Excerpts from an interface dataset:
• • • •

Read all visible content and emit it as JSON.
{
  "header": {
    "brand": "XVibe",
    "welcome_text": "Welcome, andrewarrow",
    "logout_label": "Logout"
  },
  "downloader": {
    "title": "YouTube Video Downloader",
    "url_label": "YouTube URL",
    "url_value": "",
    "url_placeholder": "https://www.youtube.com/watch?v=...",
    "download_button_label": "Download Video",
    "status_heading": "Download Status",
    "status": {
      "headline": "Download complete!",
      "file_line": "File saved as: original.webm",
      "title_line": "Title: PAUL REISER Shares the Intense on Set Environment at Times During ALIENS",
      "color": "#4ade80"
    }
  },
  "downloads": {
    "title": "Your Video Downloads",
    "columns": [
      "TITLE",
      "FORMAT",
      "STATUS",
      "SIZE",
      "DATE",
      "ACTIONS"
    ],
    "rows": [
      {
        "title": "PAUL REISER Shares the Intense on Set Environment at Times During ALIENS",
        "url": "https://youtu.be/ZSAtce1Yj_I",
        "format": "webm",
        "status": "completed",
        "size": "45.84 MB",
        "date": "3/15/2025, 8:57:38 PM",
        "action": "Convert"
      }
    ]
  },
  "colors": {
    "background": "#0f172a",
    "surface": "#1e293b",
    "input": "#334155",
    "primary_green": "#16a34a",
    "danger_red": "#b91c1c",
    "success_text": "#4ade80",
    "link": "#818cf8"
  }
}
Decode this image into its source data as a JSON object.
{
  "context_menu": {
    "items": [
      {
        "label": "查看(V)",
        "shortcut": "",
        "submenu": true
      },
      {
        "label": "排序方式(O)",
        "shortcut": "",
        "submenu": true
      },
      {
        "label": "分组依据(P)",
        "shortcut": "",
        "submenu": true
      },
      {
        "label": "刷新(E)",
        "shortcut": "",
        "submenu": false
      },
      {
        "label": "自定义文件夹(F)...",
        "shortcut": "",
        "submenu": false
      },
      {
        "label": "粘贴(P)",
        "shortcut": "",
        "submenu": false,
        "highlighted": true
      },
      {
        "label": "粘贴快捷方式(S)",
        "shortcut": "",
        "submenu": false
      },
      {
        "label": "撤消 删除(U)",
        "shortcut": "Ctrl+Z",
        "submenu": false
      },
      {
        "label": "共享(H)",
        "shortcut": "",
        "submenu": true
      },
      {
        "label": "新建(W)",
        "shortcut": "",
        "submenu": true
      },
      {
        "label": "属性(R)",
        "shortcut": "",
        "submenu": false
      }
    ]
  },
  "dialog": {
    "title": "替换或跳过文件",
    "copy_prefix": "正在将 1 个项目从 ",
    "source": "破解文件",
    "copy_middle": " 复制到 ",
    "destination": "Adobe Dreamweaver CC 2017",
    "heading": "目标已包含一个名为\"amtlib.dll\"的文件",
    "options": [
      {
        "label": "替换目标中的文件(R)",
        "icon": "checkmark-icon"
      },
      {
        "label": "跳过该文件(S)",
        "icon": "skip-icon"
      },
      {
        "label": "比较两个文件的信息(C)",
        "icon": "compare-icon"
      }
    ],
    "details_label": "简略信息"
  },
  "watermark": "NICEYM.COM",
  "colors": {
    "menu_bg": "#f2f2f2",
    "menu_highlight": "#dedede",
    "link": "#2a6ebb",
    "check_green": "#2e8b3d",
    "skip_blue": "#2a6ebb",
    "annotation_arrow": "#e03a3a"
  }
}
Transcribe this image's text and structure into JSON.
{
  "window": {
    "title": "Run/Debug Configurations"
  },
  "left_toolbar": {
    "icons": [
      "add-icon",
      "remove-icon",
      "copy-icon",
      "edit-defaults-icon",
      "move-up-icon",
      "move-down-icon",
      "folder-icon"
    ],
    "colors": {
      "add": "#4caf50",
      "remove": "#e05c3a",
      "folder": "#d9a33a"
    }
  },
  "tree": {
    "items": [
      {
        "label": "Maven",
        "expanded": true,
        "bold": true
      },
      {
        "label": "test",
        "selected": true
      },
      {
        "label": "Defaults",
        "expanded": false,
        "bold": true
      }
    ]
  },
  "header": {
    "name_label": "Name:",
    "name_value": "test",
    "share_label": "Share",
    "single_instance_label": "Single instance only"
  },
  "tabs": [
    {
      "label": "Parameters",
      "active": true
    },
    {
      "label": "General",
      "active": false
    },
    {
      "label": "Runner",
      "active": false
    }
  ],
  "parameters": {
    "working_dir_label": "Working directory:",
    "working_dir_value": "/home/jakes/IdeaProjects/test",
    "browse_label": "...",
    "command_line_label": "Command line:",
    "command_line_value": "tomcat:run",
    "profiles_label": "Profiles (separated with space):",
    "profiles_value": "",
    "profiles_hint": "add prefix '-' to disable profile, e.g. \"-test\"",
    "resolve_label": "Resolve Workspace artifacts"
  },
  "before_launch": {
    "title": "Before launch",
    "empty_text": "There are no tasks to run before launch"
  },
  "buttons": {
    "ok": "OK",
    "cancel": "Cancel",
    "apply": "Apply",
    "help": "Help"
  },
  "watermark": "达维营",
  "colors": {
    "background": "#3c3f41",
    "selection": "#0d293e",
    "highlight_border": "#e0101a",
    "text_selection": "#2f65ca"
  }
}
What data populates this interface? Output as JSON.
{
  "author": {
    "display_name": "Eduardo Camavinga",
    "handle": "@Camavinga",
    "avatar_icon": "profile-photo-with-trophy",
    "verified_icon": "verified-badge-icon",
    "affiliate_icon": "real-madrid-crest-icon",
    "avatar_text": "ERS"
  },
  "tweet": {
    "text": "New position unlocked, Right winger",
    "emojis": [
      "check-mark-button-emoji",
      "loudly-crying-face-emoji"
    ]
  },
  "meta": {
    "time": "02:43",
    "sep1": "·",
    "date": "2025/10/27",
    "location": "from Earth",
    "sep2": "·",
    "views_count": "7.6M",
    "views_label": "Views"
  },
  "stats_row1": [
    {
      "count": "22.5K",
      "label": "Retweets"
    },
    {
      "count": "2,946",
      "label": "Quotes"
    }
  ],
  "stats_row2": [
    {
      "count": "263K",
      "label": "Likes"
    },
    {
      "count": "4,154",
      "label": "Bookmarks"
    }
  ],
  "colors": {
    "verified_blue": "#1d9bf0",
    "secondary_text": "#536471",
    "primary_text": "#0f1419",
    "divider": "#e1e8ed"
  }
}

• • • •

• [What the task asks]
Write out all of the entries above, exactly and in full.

• [Problem solution]
Read all visible content and emit it as JSON.
{
  "header": {
    "brand": "XVibe",
    "welcome_text": "Welcome, andrewarrow",
    "logout_label": "Logout"
  },
  "downloader": {
    "title": "YouTube Video Downloader",
    "url_label": "YouTube URL",
    "url_value": "",
    "url_placeholder": "https://www.youtube.com/watch?v=...",
    "download_button_label": "Download Video",
    "status_heading": "Download Status",
    "status": {
      "headline": "Download complete!",
      "file_line": "File saved as: original.webm",
      "title_line": "Title: PAUL REISER Shares the Intense on Set Environment at Times During ALIENS",
      "color": "#4ade80"
    }
  },
  "downloads": {
    "title": "Your Video Downloads",
    "columns": [
      "TITLE",
      "FORMAT",
      "STATUS",
      "SIZE",
      "DATE",
      "ACTIONS"
    ],
    "rows": [
      {
        "title": "PAUL REISER Shares the Intense on Set Environment at Times During ALIENS",
        "url": "https://youtu.be/ZSAtce1Yj_I",
        "format": "webm",
        "status": "completed",
        "size": "45.84 MB",
        "date": "3/15/2025, 8:57:38 PM",
        "action": "Convert"
      }
    ]
  },
  "colors": {
    "background": "#0f172a",
    "surface": "#1e293b",
    "input": "#334155",
    "primary_green": "#16a34a",
    "danger_red": "#b91c1c",
    "success_text": "#4ade80",
    "link": "#818cf8"
  }
}
Decode this image into its source data as a JSON object.
{
  "context_menu": {
    "items": [
      {
        "label": "查看(V)",
        "shortcut": "",
        "submenu": true
      },
      {
        "label": "排序方式(O)",
        "shortcut": "",
        "submenu": true
      },
      {
        "label": "分组依据(P)",
        "shortcut": "",
        "submenu": true
      },
      {
        "label": "刷新(E)",
        "shortcut": "",
        "submenu": false
      },
      {
        "label": "自定义文件夹(F)...",
        "shortcut": "",
        "submenu": false
      },
      {
        "label": "粘贴(P)",
        "shortcut": "",
        "submenu": false,
        "highlighted": true
      },
      {
        "label": "粘贴快捷方式(S)",
        "shortcut": "",
        "submenu": false
      },
      {
        "label": "撤消 删除(U)",
        "shortcut": "Ctrl+Z",
        "submenu": false
      },
      {
        "label": "共享(H)",
        "shortcut": "",
        "submenu": true
      },
      {
        "label": "新建(W)",
        "shortcut": "",
        "submenu": true
      },
      {
        "label": "属性(R)",
        "shortcut": "",
        "submenu": false
      }
    ]
  },
  "dialog": {
    "title": "替换或跳过文件",
    "copy_prefix": "正在将 1 个项目从 ",
    "source": "破解文件",
    "copy_middle": " 复制到 ",
    "destination": "Adobe Dreamweaver CC 2017",
    "heading": "目标已包含一个名为\"amtlib.dll\"的文件",
    "options": [
      {
        "label": "替换目标中的文件(R)",
        "icon": "checkmark-icon"
      },
      {
        "label": "跳过该文件(S)",
        "icon": "skip-icon"
      },
      {
        "label": "比较两个文件的信息(C)",
        "icon": "compare-icon"
      }
    ],
    "details_label": "简略信息"
  },
  "watermark": "NICEYM.COM",
  "colors": {
    "menu_bg": "#f2f2f2",
    "menu_highlight": "#dedede",
    "link": "#2a6ebb",
    "check_green": "#2e8b3d",
    "skip_blue": "#2a6ebb",
    "annotation_arrow": "#e03a3a"
  }
}
Transcribe this image's text and structure into JSON.
{
  "window": {
    "title": "Run/Debug Configurations"
  },
  "left_toolbar": {
    "icons": [
      "add-icon",
      "remove-icon",
      "copy-icon",
      "edit-defaults-icon",
      "move-up-icon",
      "move-down-icon",
      "folder-icon"
    ],
    "colors": {
      "add": "#4caf50",
      "remove": "#e05c3a",
      "folder": "#d9a33a"
    }
  },
  "tree": {
    "items": [
      {
        "label": "Maven",
        "expanded": true,
        "bold": true
      },
      {
        "label": "test",
        "selected": true
      },
      {
        "label": "Defaults",
        "expanded": false,
        "bold": true
      }
    ]
  },
  "header": {
    "name_label": "Name:",
    "name_value": "test",
    "share_label": "Share",
    "single_instance_label": "Single instance only"
  },
  "tabs": [
    {
      "label": "Parameters",
      "active": true
    },
    {
      "label": "General",
      "active": false
    },
    {
      "label": "Runner",
      "active": false
    }
  ],
  "parameters": {
    "working_dir_label": "Working directory:",
    "working_dir_value": "/home/jakes/IdeaProjects/test",
    "browse_label": "...",
    "command_line_label": "Command line:",
    "command_line_value": "tomcat:run",
    "profiles_label": "Profiles (separated with space):",
    "profiles_value": "",
    "profiles_hint": "add prefix '-' to disable profile, e.g. \"-test\"",
    "resolve_label": "Resolve Workspace artifacts"
  },
  "before_launch": {
    "title": "Before launch",
    "empty_text": "There are no tasks to run before launch"
  },
  "buttons": {
    "ok": "OK",
    "cancel": "Cancel",
    "apply": "Apply",
    "help": "Help"
  },
  "watermark": "达维营",
  "colors": {
    "background": "#3c3f41",
    "selection": "#0d293e",
    "highlight_border": "#e0101a",
    "text_selection": "#2f65ca"
  }
}
What data populates this interface? Output as JSON.
{
  "author": {
    "display_name": "Eduardo Camavinga",
    "handle": "@Camavinga",
    "avatar_icon": "profile-photo-with-trophy",
    "verified_icon": "verified-badge-icon",
    "affiliate_icon": "real-madrid-crest-icon",
    "avatar_text": "ERS"
  },
  "tweet": {
    "text": "New position unlocked, Right winger",
    "emojis": [
      "check-mark-button-emoji",
      "loudly-crying-face-emoji"
    ]
  },
  "meta": {
    "time": "02:43",
    "sep1": "·",
    "date": "2025/10/27",
    "location": "from Earth",
    "sep2": "·",
    "views_count": "7.6M",
    "views_label": "Views"
  },
  "stats_row1": [
    {
      "count": "22.5K",
      "label": "Retweets"
    },
    {
      "count": "2,946",
      "label": "Quotes"
    }
  ],
  "stats_row2": [
    {
      "count": "263K",
      "label": "Likes"
    },
    {
      "count": "4,154",
      "label": "Bookmarks"
    }
  ],
  "colors": {
    "verified_blue": "#1d9bf0",
    "secondary_text": "#536471",
    "primary_text": "#0f1419",
    "divider": "#e1e8ed"
  }
}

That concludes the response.